• _Exercise instructions_: Below are entries to reproduce exactly, apart from their pictures.

Excerpts from an interface dataset:
____________________

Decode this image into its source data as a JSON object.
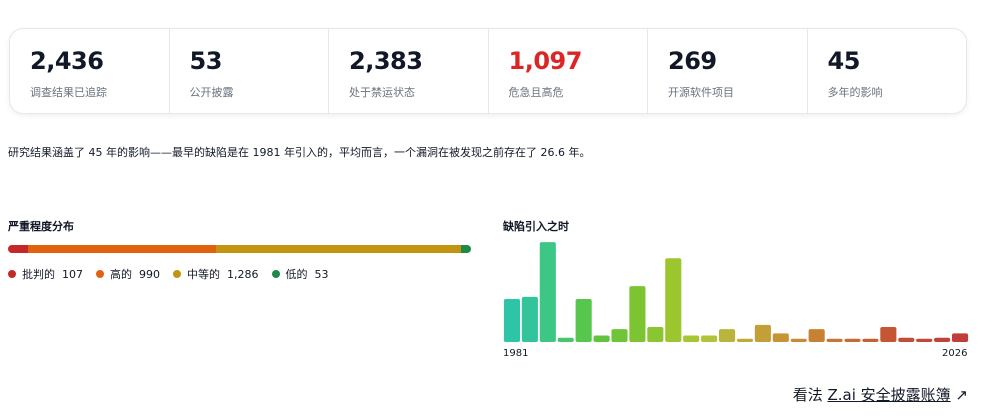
{
  "stats": [
    {
      "value": "2,436",
      "label": "调查结果已追踪",
      "tone": "normal"
    },
    {
      "value": "53",
      "label": "公开披露",
      "tone": "normal"
    },
    {
      "value": "2,383",
      "label": "处于禁运状态",
      "tone": "normal"
    },
    {
      "value": "1,097",
      "label": "危急且高危",
      "tone": "danger"
    },
    {
      "value": "269",
      "label": "开源软件项目",
      "tone": "normal"
    },
    {
      "value": "45",
      "label": "多年的影响",
      "tone": "normal"
    }
  ],
  "summary": "研究结果涵盖了 45 年的影响——最早的缺陷是在 1981 年引入的，平均而言，一个漏洞在被发现之前存在了 26.6 年。",
  "severity": {
    "title": "严重程度分布",
    "items": [
      {
        "label": "批判的",
        "count": "107",
        "value": 107,
        "color": "#c62828"
      },
      {
        "label": "高的",
        "count": "990",
        "value": 990,
        "color": "#e0620f"
      },
      {
        "label": "中等的",
        "count": "1,286",
        "value": 1286,
        "color": "#c39410"
      },
      {
        "label": "低的",
        "count": "53",
        "value": 53,
        "color": "#1d8a4a"
      }
    ]
  },
  "introduced": {
    "title": "缺陷引入之时",
    "start_label": "1981",
    "end_label": "2026"
  },
  "chart_data": {
    "type": "bar",
    "title": "缺陷引入之时",
    "x_range": [
      "1981",
      "2026"
    ],
    "ylim": [
      0,
      95
    ],
    "values": [
      40,
      42,
      93,
      4,
      40,
      6,
      12,
      52,
      14,
      78,
      6,
      6,
      12,
      3,
      16,
      8,
      3,
      12,
      3,
      3,
      3,
      14,
      4,
      3,
      4,
      8
    ],
    "colors": [
      "#2ec4a6",
      "#34c49c",
      "#3cc784",
      "#48c66c",
      "#56c64c",
      "#62c43e",
      "#6fc438",
      "#7cc432",
      "#8ac532",
      "#9cc62e",
      "#a8c633",
      "#b2c23a",
      "#bab43c",
      "#c0aa38",
      "#c49e36",
      "#c69434",
      "#c68c34",
      "#c68232",
      "#c67634",
      "#c66a34",
      "#c46236",
      "#c45634",
      "#c24e36",
      "#c24838",
      "#c2423a",
      "#c23c3a"
    ]
  },
  "ledger_link": {
    "prefix": "看法 ",
    "underlined": "Z.ai 安全披露账簿",
    "arrow": " ↗"
  }
}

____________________

• _Solution to this exercise_:
Decode this image into its source data as a JSON object.
{
  "stats": [
    {
      "value": "2,436",
      "label": "调查结果已追踪",
      "tone": "normal"
    },
    {
      "value": "53",
      "label": "公开披露",
      "tone": "normal"
    },
    {
      "value": "2,383",
      "label": "处于禁运状态",
      "tone": "normal"
    },
    {
      "value": "1,097",
      "label": "危急且高危",
      "tone": "danger"
    },
    {
      "value": "269",
      "label": "开源软件项目",
      "tone": "normal"
    },
    {
      "value": "45",
      "label": "多年的影响",
      "tone": "normal"
    }
  ],
  "summary": "研究结果涵盖了 45 年的影响——最早的缺陷是在 1981 年引入的，平均而言，一个漏洞在被发现之前存在了 26.6 年。",
  "severity": {
    "title": "严重程度分布",
    "items": [
      {
        "label": "批判的",
        "count": "107",
        "value": 107,
        "color": "#c62828"
      },
      {
        "label": "高的",
        "count": "990",
        "value": 990,
        "color": "#e0620f"
      },
      {
        "label": "中等的",
        "count": "1,286",
        "value": 1286,
        "color": "#c39410"
      },
      {
        "label": "低的",
        "count": "53",
        "value": 53,
        "color": "#1d8a4a"
      }
    ]
  },
  "introduced": {
    "title": "缺陷引入之时",
    "start_label": "1981",
    "end_label": "2026"
  },
  "chart_data": {
    "type": "bar",
    "title": "缺陷引入之时",
    "x_range": [
      "1981",
      "2026"
    ],
    "ylim": [
      0,
      95
    ],
    "values": [
      40,
      42,
      93,
      4,
      40,
      6,
      12,
      52,
      14,
      78,
      6,
      6,
      12,
      3,
      16,
      8,
      3,
      12,
      3,
      3,
      3,
      14,
      4,
      3,
      4,
      8
    ],
    "colors": [
      "#2ec4a6",
      "#34c49c",
      "#3cc784",
      "#48c66c",
      "#56c64c",
      "#62c43e",
      "#6fc438",
      "#7cc432",
      "#8ac532",
      "#9cc62e",
      "#a8c633",
      "#b2c23a",
      "#bab43c",
      "#c0aa38",
      "#c49e36",
      "#c69434",
      "#c68c34",
      "#c68232",
      "#c67634",
      "#c66a34",
      "#c46236",
      "#c45634",
      "#c24e36",
      "#c24838",
      "#c2423a",
      "#c23c3a"
    ]
  },
  "ledger_link": {
    "prefix": "看法 ",
    "underlined": "Z.ai 安全披露账簿",
    "arrow": " ↗"
  }
}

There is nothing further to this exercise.